As individuals that care about our organizations and making a positive impact in our community, we constantly try to improve our work. We are always attempting to make changes to our organizations that will keep us up-to-date with current research and best practices. Having this constant desire to improve prevents us from becoming stagnated and falling behind, and it allows our organizations to be positive contributing members of our communities. The warning we must heed in this constant state of improvement is how fast we ask for change.
As the school leader, I ask for changes to happen at my school. I want our school to be one of the best in the county, and there are always places for school improvement. I have worked with the faculty to change a number of expectations from unit maps to evaluations and professional development to help support the growth of the school. As we have made these changes, I have had to keep in mind the rate at which we implement each change.
I believe it is important to have a plan or long-term goal before implementing any change. We need to know the end result before we can take the first step. We consider the options and figure out what we want our end result to look like. Then we begin implementing the changes necessary to get to that end result. Recently, our school began implementing more mobile technology into the classrooms. We purchased Chromebooks and began transitioning to Google Apps for Education. Operating within Google Apps for Education, we have access to calendars, shared cloud folders, class websites, and a multitude of other wonderful apps that can enhance and streamline our instruction. The difficulty is that I can see where we could be with the new technology and want to jump ahead ten steps and see it fully implemented. I have to remember that we need to go one step at a time. I need to make sure the teachers are comfortable with the new Chromebooks and Google operating system before I can ask for the next step.

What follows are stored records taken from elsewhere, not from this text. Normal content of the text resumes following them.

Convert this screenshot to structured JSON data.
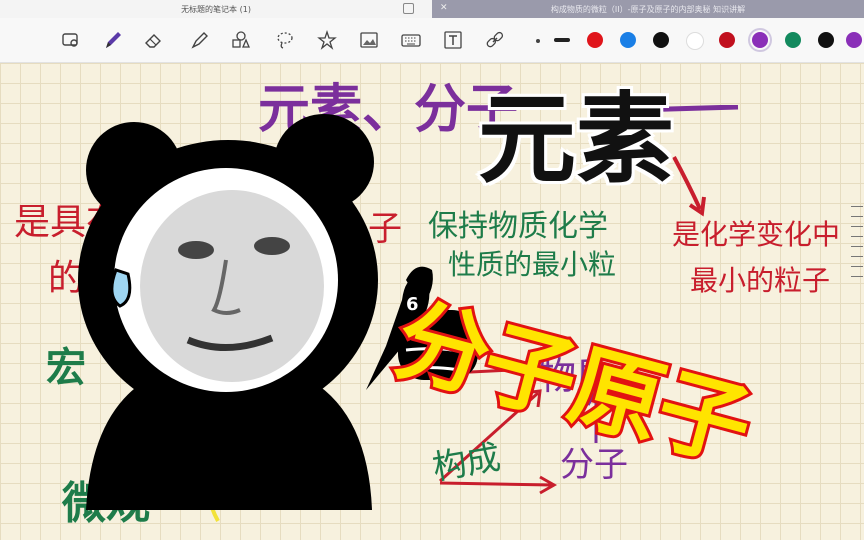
{
  "window": {
    "left_title": "无标题的笔记本 (1)",
    "right_title": "构成物质的微粒（II）-原子及原子的内部奥秘 知识讲解"
  },
  "toolbar": {
    "tools": [
      "lasso-icon",
      "pen-icon",
      "eraser-icon",
      "highlighter-icon",
      "shapes-icon",
      "lasso-select-icon",
      "sticker-icon",
      "image-icon",
      "keyboard-icon",
      "textbox-icon",
      "link-icon"
    ],
    "colors": [
      "#e0151b",
      "#1a7fe6",
      "#111111",
      "#ffffff",
      "#c1101e",
      "#8a2fb8",
      "#138a5e",
      "#111111",
      "#8a2fb8"
    ],
    "selected_color": "#8a2fb8"
  },
  "notes": {
    "n1": "元素、分子",
    "n2": "是具有",
    "n3": "的",
    "n4": "子",
    "n5": "保持物质化学",
    "n6": "性质的最小粒",
    "n7": "是化学变化中",
    "n8": "最小的粒子",
    "n9": "宏",
    "n10": "物质",
    "n11": "构成",
    "n12": "分子",
    "n13": "微观",
    "n14": "原"
  },
  "overlay": {
    "title": "元素",
    "subtitle": "分子原子",
    "meme_caption": "6"
  }
}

Noted leadership experts Heifetz and Linsky1 discuss the importance of controlling the rate of change. When we are asking for change, we see an increase in anxiety. We become comfortable with the way things are done, and the change causes us to become uncomfortable. We get anxious about how to do it the new way. As the leader asking for the change, we need to be mindful and present to the signs of this anxiety. If we continue to push changes when the anxiety level is too high, we will inevitably fail. We have to control the rate of change to make sure the organization can handle the anxiety.
Our school recently started using new standardized testing software. The benefits of the software significantly outweigh our old testing program, but the new system is overwhelming. Initially, I attempted to implement the entire program at once. As I implemented the program, I began to see the signs of increased stress and anxiety. I decided to cut back on our implementation goal for the school year and only ask for a small portion of the program that was similar to our old testing program to be used. This allowed the faculty to begin to get comfortable with the change before asking for the next step. Although I want to be at the finish line already and can see the benefits of being there, taking one step at a time is allowing the school to engage in the process to a deeper and richer level. When we reach the finish line after a few more steps, we will have a greater comfort with the new testing software and a greater ownership by all stakeholders of the benefits that it can provide.
It is not easy to slow down change, but if we want that change to last, it is imperative. We need to allow those in our organizations to grow with the changes that we expect. When we are able to keep the change at a pace that individuals can swallow, we will see the greatest sustained growth. If we ask for too much, we will lose the change to the old way of doing things.
1 Heifetz, R. A. & Linsky, M. (2002). Leadership on the line: Staying alive through the dangers of leading. Boston: Harvard Business Review Press.